The farmer and his wife were kind and allowed her to live with them over two years. “It’s the smells–cow manure and Burma Shave–that stay in my memory about the farm,” Margaret says. In the evenings, men gathered in the farm kitchen, getting their hair trimmed, since the farmer was also a barber. The men discussed a multitude of topics: the price of corn, farm equipment, politics, and President Roosevelt. Margaret would sit in a corner, listening, learning, developing her lifelong curiosity about the world.
The farmer’s wife taught her to read, using the Bible, and ingrained in the three-year-old her own pearls of wisdom. A lady never parts her knees. A lady never sits on the floor. A lady keeps her body covered. These maxims, along with the men’s discussions, helped to shape Margaret’s life.
I learned how to Overcome . . .
The Great Depression was going on during her formative years, and food was often scarce, even on a farm. Margaret never felt hungry, but poor nutrition caused her to develop rickets, crippling her, and leaving her in constant pain. It was dance that saved her life, she says. At five and a half, her farm family located her father, sending her off to California to live with him. To treat her rickets, the doctor wanted to put her in braces and clunky shoes. Or, he suggested, let her try ballet. Even though her dance teacher was strict and demanding, Margaret refused to give up, and within two years, her crooked body strengthened. During World War II, her troupe danced for the USO at their rec centers, on bond drives, and on hospital ships.
Margaret describes these experiences in her autobiographical book, I Think I Can, I Think I Can.
More questions and answers:
“The Voices Know My Name”, a book about PTSD, was your last novel. Do you have another project in mind?
Her next novel will deal with the changes in the American educational system: changes for the worst, in her opinion. But, for now, Margaret is recuperating after recent health problems–but, she always has something on her mind that needs to be written.
What has life taught you?
Margaret tells of challenging her senior English students to each choose a novel and then explain how its theme would guide them in their lives. Their profound insights surprised her. But, they giggled, they already knew what her philosophy of life was. They chose for her “I think I can, I think I can.” It was probably the right choice, she says. Life had taught her to never give up.
“You can do anything in life you want to do,” she’d tell her students. “You can overcome anything, if you want it badly enough–enough to work for it.”

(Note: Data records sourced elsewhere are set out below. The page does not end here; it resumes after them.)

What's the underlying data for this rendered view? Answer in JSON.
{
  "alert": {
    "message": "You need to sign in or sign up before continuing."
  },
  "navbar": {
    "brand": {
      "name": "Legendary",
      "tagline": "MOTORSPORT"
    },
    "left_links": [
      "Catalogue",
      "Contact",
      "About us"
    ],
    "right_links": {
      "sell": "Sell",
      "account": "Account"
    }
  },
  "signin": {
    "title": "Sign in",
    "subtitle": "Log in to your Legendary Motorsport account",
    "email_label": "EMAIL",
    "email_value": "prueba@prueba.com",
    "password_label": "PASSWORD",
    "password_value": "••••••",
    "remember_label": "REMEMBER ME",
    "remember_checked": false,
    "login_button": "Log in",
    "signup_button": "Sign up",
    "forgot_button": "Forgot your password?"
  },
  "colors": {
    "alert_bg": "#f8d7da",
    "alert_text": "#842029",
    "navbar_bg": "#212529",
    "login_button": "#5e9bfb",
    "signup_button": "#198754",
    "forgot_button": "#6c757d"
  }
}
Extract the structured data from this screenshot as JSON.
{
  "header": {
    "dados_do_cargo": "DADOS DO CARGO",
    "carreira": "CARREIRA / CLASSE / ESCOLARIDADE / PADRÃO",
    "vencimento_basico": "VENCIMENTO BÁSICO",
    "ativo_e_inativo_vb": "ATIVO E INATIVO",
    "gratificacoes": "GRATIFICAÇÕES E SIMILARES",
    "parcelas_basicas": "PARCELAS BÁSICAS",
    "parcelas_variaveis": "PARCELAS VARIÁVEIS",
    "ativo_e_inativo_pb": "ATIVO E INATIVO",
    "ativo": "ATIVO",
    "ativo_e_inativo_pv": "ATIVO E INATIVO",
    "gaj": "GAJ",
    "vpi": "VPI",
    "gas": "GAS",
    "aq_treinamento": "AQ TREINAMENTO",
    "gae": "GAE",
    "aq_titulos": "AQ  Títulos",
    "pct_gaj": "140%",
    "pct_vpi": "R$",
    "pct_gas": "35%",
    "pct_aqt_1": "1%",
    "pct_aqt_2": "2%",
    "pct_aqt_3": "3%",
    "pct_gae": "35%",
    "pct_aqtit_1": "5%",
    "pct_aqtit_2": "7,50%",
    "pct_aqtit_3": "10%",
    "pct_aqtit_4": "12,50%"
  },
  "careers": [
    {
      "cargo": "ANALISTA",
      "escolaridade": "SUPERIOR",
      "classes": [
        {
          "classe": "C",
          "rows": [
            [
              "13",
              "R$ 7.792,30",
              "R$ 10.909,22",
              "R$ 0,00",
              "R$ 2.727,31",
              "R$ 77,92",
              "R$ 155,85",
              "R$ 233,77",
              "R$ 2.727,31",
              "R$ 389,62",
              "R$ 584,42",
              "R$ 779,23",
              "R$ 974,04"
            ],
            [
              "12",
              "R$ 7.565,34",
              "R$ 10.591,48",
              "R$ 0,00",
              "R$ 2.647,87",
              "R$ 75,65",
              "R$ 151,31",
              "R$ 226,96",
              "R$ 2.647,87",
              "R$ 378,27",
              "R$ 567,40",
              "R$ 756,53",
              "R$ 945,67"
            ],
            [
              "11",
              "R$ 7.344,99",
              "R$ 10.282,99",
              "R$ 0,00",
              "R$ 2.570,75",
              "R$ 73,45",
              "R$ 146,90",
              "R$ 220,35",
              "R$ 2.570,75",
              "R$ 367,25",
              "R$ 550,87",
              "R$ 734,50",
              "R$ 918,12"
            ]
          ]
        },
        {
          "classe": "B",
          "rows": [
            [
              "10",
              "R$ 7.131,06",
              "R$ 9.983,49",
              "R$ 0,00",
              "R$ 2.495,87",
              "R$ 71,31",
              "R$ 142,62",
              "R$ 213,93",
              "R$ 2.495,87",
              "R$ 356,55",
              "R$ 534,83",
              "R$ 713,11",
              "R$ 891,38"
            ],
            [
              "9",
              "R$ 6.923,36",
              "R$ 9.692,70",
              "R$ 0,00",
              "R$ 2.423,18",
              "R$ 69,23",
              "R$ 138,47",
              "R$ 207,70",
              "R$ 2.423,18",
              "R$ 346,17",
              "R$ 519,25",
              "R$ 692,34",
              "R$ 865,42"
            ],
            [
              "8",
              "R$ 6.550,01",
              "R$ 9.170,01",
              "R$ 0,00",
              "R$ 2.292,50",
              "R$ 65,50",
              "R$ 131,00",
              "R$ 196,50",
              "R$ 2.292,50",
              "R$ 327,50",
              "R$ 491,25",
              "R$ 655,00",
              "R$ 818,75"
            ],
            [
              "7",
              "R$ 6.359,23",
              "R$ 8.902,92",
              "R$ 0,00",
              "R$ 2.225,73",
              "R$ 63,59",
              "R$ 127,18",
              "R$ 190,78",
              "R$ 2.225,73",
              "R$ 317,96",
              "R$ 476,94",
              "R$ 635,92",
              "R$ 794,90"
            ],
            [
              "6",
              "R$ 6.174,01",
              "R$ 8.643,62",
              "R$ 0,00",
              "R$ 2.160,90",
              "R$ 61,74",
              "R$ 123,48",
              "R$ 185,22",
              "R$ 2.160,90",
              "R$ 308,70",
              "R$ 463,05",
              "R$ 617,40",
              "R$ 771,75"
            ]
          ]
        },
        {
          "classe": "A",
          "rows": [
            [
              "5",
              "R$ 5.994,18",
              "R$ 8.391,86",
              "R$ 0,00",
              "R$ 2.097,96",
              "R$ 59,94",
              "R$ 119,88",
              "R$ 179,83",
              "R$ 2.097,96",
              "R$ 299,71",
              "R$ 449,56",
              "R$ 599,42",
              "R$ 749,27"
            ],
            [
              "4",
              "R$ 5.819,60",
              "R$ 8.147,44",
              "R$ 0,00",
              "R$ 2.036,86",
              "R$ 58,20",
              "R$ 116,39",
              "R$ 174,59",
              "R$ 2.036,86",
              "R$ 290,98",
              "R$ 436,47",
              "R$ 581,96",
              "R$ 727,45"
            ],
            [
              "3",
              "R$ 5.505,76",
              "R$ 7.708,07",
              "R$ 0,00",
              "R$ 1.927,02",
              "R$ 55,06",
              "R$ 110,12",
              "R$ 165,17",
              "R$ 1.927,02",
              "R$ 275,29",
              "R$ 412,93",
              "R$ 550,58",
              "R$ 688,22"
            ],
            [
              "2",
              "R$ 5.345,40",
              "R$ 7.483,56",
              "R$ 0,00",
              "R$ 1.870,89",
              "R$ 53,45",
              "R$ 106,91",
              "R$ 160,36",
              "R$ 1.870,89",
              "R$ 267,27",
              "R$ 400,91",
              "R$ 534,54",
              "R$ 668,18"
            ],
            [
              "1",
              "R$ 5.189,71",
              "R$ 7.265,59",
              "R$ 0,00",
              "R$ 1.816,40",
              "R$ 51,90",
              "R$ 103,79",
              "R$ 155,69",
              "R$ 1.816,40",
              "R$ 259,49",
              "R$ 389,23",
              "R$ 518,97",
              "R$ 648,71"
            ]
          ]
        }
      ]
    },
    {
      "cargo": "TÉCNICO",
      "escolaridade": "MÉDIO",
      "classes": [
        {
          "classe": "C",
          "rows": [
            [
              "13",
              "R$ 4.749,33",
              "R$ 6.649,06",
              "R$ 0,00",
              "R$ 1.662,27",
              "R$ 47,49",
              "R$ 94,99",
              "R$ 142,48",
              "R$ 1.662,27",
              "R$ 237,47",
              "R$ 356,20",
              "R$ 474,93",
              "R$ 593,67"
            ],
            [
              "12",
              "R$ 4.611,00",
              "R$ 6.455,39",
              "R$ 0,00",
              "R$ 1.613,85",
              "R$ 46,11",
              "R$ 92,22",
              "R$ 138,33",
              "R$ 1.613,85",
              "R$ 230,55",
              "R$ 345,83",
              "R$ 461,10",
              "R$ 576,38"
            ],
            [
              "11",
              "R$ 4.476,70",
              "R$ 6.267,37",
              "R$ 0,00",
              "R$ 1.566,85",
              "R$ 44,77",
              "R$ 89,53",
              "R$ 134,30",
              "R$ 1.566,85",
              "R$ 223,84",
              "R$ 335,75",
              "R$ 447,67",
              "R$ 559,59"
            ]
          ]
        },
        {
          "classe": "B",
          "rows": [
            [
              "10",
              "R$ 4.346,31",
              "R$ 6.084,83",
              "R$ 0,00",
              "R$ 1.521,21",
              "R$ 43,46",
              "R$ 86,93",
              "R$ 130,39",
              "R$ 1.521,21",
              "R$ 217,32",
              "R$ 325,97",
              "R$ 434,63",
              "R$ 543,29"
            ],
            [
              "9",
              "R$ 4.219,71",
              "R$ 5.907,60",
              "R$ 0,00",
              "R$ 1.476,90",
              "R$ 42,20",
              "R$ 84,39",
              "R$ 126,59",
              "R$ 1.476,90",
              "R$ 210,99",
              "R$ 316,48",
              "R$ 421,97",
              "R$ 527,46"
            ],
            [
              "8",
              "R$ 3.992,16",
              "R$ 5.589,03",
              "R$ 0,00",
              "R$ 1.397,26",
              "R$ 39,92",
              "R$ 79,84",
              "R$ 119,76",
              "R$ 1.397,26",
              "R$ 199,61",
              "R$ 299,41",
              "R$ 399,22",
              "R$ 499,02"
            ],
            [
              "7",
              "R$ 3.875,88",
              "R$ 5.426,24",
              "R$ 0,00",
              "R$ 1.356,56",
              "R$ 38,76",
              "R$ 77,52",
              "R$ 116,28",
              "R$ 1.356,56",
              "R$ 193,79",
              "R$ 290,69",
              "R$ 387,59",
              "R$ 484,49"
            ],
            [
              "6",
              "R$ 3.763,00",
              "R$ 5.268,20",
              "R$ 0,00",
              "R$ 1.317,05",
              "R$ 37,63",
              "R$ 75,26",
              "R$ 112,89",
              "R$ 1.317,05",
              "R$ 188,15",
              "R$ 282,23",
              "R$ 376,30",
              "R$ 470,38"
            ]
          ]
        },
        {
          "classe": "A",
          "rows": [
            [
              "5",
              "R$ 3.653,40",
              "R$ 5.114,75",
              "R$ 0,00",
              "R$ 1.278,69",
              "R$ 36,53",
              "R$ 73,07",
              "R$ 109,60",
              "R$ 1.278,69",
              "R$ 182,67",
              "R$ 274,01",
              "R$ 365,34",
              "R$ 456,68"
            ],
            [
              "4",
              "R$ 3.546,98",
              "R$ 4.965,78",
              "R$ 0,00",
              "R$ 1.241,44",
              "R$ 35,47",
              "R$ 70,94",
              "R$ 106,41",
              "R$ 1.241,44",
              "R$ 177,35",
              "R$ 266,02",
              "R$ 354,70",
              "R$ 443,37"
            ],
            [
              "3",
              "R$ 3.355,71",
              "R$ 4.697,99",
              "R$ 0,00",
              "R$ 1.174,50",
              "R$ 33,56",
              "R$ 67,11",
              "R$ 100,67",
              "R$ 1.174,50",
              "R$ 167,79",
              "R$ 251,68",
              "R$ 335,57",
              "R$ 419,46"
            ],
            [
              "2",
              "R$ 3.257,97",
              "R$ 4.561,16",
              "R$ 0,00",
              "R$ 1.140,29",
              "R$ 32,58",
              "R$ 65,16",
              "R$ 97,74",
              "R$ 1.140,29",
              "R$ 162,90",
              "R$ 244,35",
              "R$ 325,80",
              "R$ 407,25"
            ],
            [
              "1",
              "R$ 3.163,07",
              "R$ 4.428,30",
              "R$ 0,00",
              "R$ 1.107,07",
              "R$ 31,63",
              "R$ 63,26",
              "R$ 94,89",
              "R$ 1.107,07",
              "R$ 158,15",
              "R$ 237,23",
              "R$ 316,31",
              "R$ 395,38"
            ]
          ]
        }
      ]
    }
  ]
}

Margaret, do you see a common thread or theme running through your books?
Yes, she says, but she didn’t realize it until she’d written five books or so. “My books all have real people who struggle, yet manage to overcome their obstacles. They all must grow in order to move on. It’s not so much what happens to my characters, as how they handle it.”
Would you say that same theme describes your life?
“Life influences art,” she laughs. “Authors always draw on their own experiences. You write what you know, using your own vision of what something looks like, what it sounds like. Your own emotions go into your characters. Your own life creeps into anything you write. Because of our adversities,” she concludes, “we learn how to overcome them and keep going on.”
Thank you, Margaret for allowing us to take a glimpse into your writing journey, and for sharing some of the lessons you learned along the way.
Thank you, readers, for stopping by our blog today.
We hope you were inspired to read about M.J.Brett and her wonderful stories. Read more here.
NOTE: This interview was conducted and written by Cindi Carroll. Cindi has been a Letters Pen Woman since August 2010. She is also a wife, mother, and grandmother, a retired teacher, a docent for twenty-seven years for the Cheyenne Mountain Zoo. If that’s not enough, she’s also a seamstress, a children’s storybook Writer and a novelist. Cindi has served Pikes Peak Branch of NLAPW in several capacities—the longest one being the Flash Fiction Contest Chair, and judge.